This means that action are moral if they are enablers for promoting happiness or minimizing harm.
Further prefer the standard since state policies require a tradeoff between resources, policy makers need to explain the reason for policies to the public and the only way to do this in a just way is to use util. Woller
Gary Woller [BYU Prof., “An Overview by Gary Woller”, A Forum on the Role of Environmental Ethics, June 1997, pg. 10

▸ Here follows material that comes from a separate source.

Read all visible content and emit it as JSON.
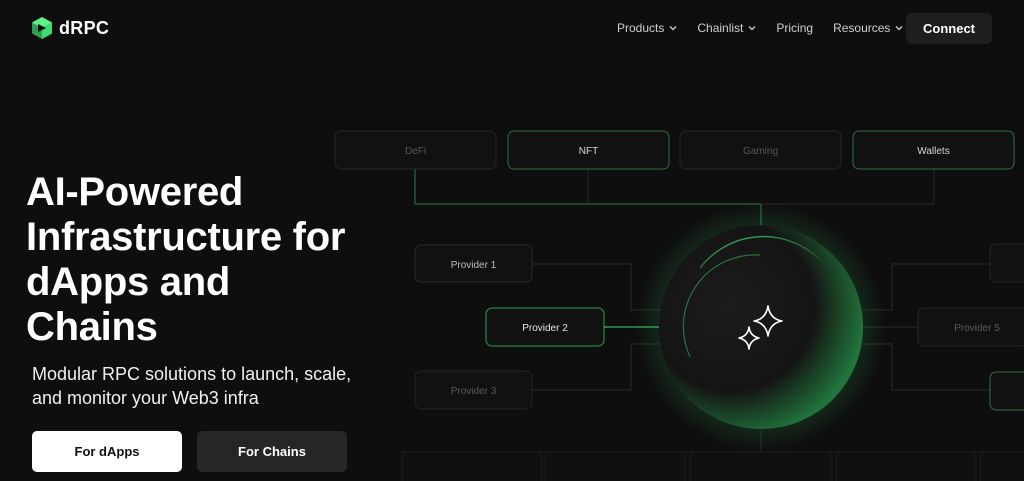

Moreover, virtually all public policies entail some redistribution of economic or political resources, such that one group's gains must come at another group's ex- pense. Consequently, public [so] policies in a democracy must be justified to the public, and especially to those who pay the costs of those policies. Such [but] justification cannot simply be assumed a priori by invoking some higher-order moral principle. Appeals to a priori moral principles, such as environmental preservation, also often fail to acknowledge that public policies inevitably entail trade-offs among competing values. Thus since policymakers cannot justify inherent value conflicts to the public in any philosophical sense, and since public policies inherently imply winners and losers, the policymakers' duty [is] to the public interest requires them to demonstrate [show] that the redistributive effects and value trade-offs implied by their polices are somehow to the overall advantage of [benefit] society. At the same time, deontologically based ethical systems have severe practical limitations as a basis for public policy. At best, a priori moral principles provide only general guidance to ethical dilemmas in public affairs and do not themselves suggest appropriate public policies, and at worst, they create a regimen of regulatory unreasonableness while failing to adequately address the problem or actually making it worse.